+++ The data +++

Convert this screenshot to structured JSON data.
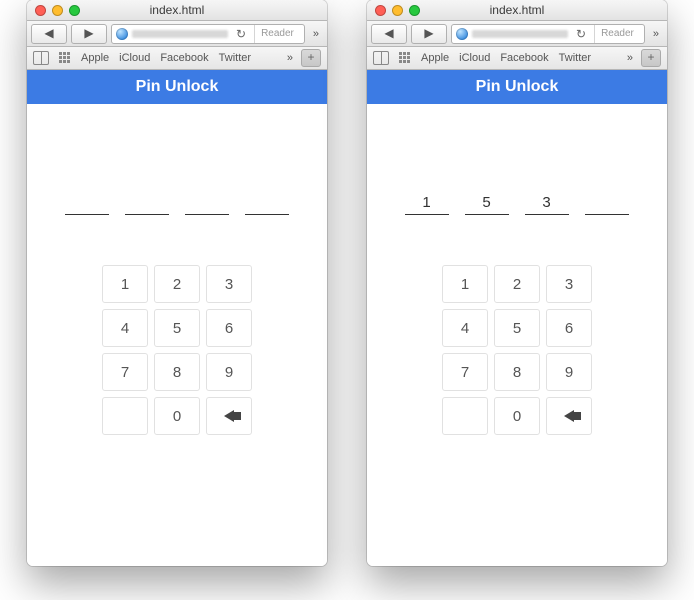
{
  "colors": {
    "accent": "#3c7be4"
  },
  "chrome": {
    "title": "index.html",
    "back": "◀",
    "forward": "▶",
    "reload": "↻",
    "reader": "Reader",
    "chevron": "»",
    "newtab": "+",
    "bookmarks": [
      "Apple",
      "iCloud",
      "Facebook",
      "Twitter"
    ]
  },
  "app": {
    "header": "Pin Unlock",
    "keys": [
      "1",
      "2",
      "3",
      "4",
      "5",
      "6",
      "7",
      "8",
      "9",
      "",
      "0",
      "←"
    ]
  },
  "screens": [
    {
      "pin": [
        "",
        "",
        "",
        ""
      ]
    },
    {
      "pin": [
        "1",
        "5",
        "3",
        ""
      ]
    }
  ]
}
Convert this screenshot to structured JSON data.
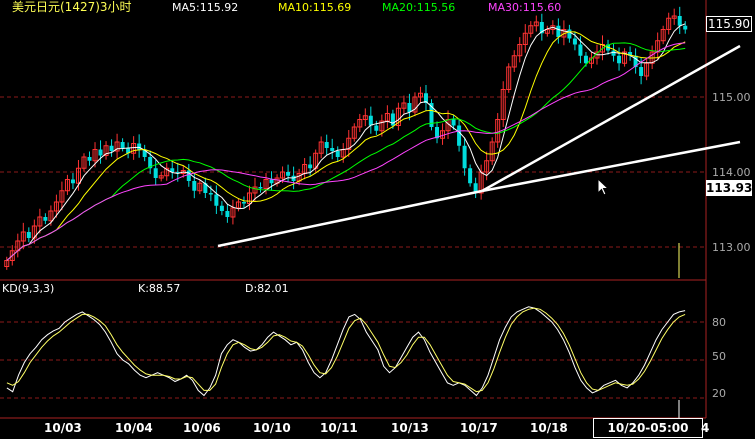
{
  "header": {
    "title": "美元日元(1427)3小时",
    "ma5": "MA5:115.92",
    "ma10": "MA10:115.69",
    "ma20": "MA20:115.56",
    "ma30": "MA30:115.60"
  },
  "price_labels": {
    "last_price": "115.90",
    "cursor_price": "113.93",
    "ticks": [
      "115.00",
      "114.00",
      "113.00"
    ]
  },
  "kd_panel": {
    "title": "KD(9,3,3)",
    "k": "K:88.57",
    "d": "D:82.01",
    "ticks": [
      "80",
      "50",
      "20"
    ]
  },
  "x_axis": {
    "ticks": [
      "10/03",
      "10/04",
      "10/06",
      "10/10",
      "10/11",
      "10/13",
      "10/17",
      "10/18"
    ],
    "cursor_time": "10/20-05:00",
    "partial_tick": "4"
  },
  "colors": {
    "bullish": "#ff3333",
    "bearish": "#00dddd",
    "ma5": "#ffffff",
    "ma10": "#ffff00",
    "ma20": "#00ff00",
    "ma30": "#ff44ff",
    "k_line": "#ffffff",
    "d_line": "#ffff66",
    "grid": "#8b1a1a",
    "trendline": "#ffffff"
  },
  "chart_data": [
    {
      "type": "candlestick",
      "title": "美元日元(1427)3小时",
      "ylim": [
        112.8,
        116.3
      ],
      "close": [
        112.82,
        112.95,
        113.08,
        113.2,
        113.12,
        113.28,
        113.4,
        113.35,
        113.48,
        113.6,
        113.75,
        113.9,
        113.85,
        114.05,
        114.2,
        114.15,
        114.3,
        114.22,
        114.35,
        114.28,
        114.4,
        114.32,
        114.25,
        114.38,
        114.3,
        114.2,
        114.05,
        113.92,
        113.95,
        114.05,
        114.0,
        113.98,
        114.02,
        113.88,
        113.75,
        113.85,
        113.72,
        113.7,
        113.55,
        113.48,
        113.4,
        113.52,
        113.6,
        113.58,
        113.72,
        113.8,
        113.78,
        113.9,
        113.85,
        113.92,
        114.0,
        113.95,
        113.88,
        113.98,
        114.1,
        114.05,
        114.25,
        114.4,
        114.32,
        114.28,
        114.2,
        114.3,
        114.45,
        114.6,
        114.7,
        114.75,
        114.62,
        114.55,
        114.68,
        114.78,
        114.62,
        114.85,
        114.92,
        114.8,
        115.0,
        115.05,
        114.92,
        114.6,
        114.45,
        114.55,
        114.7,
        114.62,
        114.35,
        114.05,
        113.85,
        113.72,
        114.0,
        114.15,
        114.4,
        114.7,
        115.1,
        115.4,
        115.55,
        115.7,
        115.85,
        115.95,
        116.0,
        115.85,
        115.9,
        115.95,
        115.8,
        115.9,
        115.78,
        115.7,
        115.55,
        115.45,
        115.52,
        115.6,
        115.7,
        115.62,
        115.55,
        115.45,
        115.6,
        115.55,
        115.4,
        115.28,
        115.45,
        115.6,
        115.75,
        115.9,
        116.05,
        116.08,
        115.95,
        115.9
      ]
    },
    {
      "type": "line",
      "title": "KD(9,3,3)",
      "ylim": [
        0,
        100
      ],
      "series": [
        {
          "name": "K",
          "values": [
            28,
            25,
            38,
            48,
            55,
            60,
            66,
            70,
            73,
            75,
            80,
            83,
            86,
            88,
            85,
            82,
            78,
            72,
            64,
            55,
            50,
            47,
            42,
            38,
            36,
            38,
            40,
            38,
            36,
            33,
            35,
            38,
            34,
            26,
            22,
            28,
            38,
            55,
            62,
            66,
            64,
            60,
            57,
            58,
            62,
            68,
            72,
            69,
            66,
            62,
            64,
            58,
            48,
            40,
            36,
            40,
            50,
            62,
            74,
            84,
            86,
            82,
            72,
            65,
            58,
            45,
            40,
            44,
            52,
            60,
            68,
            72,
            66,
            56,
            48,
            40,
            32,
            30,
            32,
            30,
            26,
            22,
            28,
            38,
            52,
            66,
            76,
            84,
            88,
            90,
            92,
            91,
            88,
            84,
            80,
            74,
            66,
            56,
            44,
            34,
            28,
            24,
            26,
            30,
            32,
            34,
            30,
            28,
            32,
            38,
            46,
            56,
            66,
            74,
            80,
            86,
            88,
            89
          ]
        },
        {
          "name": "D",
          "values": [
            32,
            30,
            33,
            40,
            48,
            54,
            60,
            65,
            69,
            72,
            76,
            80,
            83,
            86,
            86,
            84,
            81,
            77,
            70,
            62,
            56,
            51,
            46,
            42,
            39,
            38,
            38,
            38,
            37,
            35,
            35,
            37,
            36,
            31,
            26,
            26,
            31,
            44,
            55,
            62,
            64,
            62,
            59,
            58,
            60,
            64,
            69,
            70,
            68,
            65,
            64,
            61,
            54,
            46,
            40,
            39,
            44,
            53,
            64,
            75,
            81,
            83,
            78,
            71,
            64,
            54,
            45,
            44,
            48,
            54,
            62,
            68,
            68,
            62,
            54,
            46,
            38,
            33,
            32,
            31,
            28,
            25,
            26,
            32,
            43,
            56,
            68,
            78,
            84,
            88,
            90,
            91,
            90,
            87,
            83,
            78,
            71,
            62,
            51,
            40,
            32,
            27,
            26,
            28,
            30,
            32,
            31,
            30,
            31,
            35,
            41,
            49,
            58,
            67,
            74,
            80,
            84,
            86
          ]
        }
      ]
    }
  ]
}
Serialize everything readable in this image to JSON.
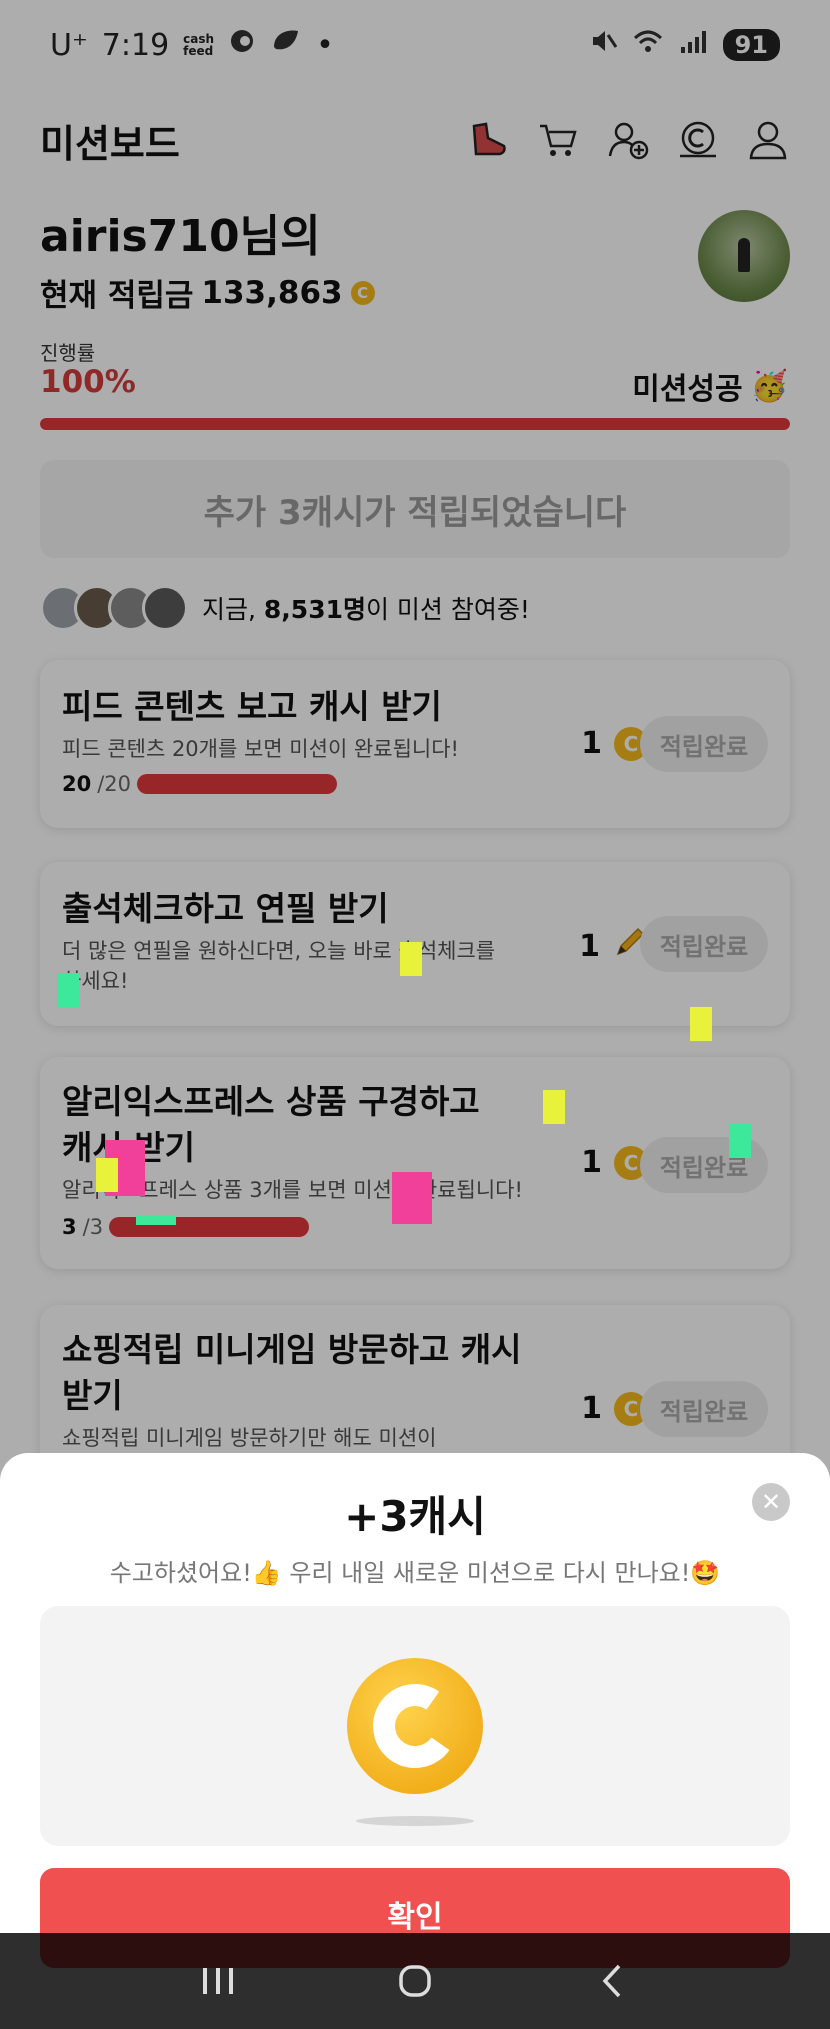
{
  "status_bar": {
    "carrier": "U⁺",
    "time": "7:19",
    "app_badge_top": "cash",
    "app_badge_bottom": "feed",
    "battery": "91"
  },
  "header": {
    "title": "미션보드",
    "icons": [
      "shoe-icon",
      "cart-icon",
      "add-friend-icon",
      "coin-icon",
      "profile-icon"
    ]
  },
  "profile": {
    "username": "airis710님의",
    "balance_label": "현재 적립금",
    "balance_value": "133,863",
    "coin_symbol": "C"
  },
  "progress": {
    "label": "진행률",
    "value_text": "100%",
    "fraction": 1.0,
    "status": "미션성공",
    "status_emoji": "🥳"
  },
  "notice": "추가 3캐시가 적립되었습니다",
  "participants": {
    "prefix": "지금,",
    "count": "8,531명",
    "suffix": "이 미션 참여중!"
  },
  "missions": [
    {
      "title": "피드 콘텐츠 보고 캐시 받기",
      "desc": "피드 콘텐츠 20개를 보면 미션이 완료됩니다!",
      "done": "20",
      "total": "/20",
      "reward": "1",
      "reward_icon": "coin-icon",
      "button": "적립완료"
    },
    {
      "title": "출석체크하고 연필 받기",
      "desc_line1": "더 많은 연필을 원하신다면, 오늘 바로 출석체크를",
      "desc_line2": "하세요!",
      "reward": "1",
      "reward_icon": "pencil-icon",
      "button": "적립완료"
    },
    {
      "title_line1": "알리익스프레스 상품 구경하고",
      "title_line2": "캐시 받기",
      "desc": "알리익스프레스 상품 3개를 보면 미션이 완료됩니다!",
      "done": "3",
      "total": "/3",
      "reward": "1",
      "reward_icon": "coin-icon",
      "button": "적립완료"
    },
    {
      "title_line1": "쇼핑적립 미니게임 방문하고 캐시",
      "title_line2": "받기",
      "desc": "쇼핑적립 미니게임 방문하기만 해도 미션이",
      "reward": "1",
      "reward_icon": "coin-icon",
      "button": "적립완료"
    }
  ],
  "sheet": {
    "amount": "+3캐시",
    "message": "수고하셨어요!👍 우리 내일 새로운 미션으로 다시 만나요!🤩",
    "confirm": "확인"
  },
  "colors": {
    "accent": "#e0393b",
    "confirm": "#f05050",
    "coin": "#f3b91d"
  }
}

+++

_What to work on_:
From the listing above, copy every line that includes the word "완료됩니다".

_Exercise answer_:
      "desc": "피드 콘텐츠 20개를 보면 미션이 완료됩니다!",
      "desc": "알리익스프레스 상품 3개를 보면 미션이 완료됩니다!",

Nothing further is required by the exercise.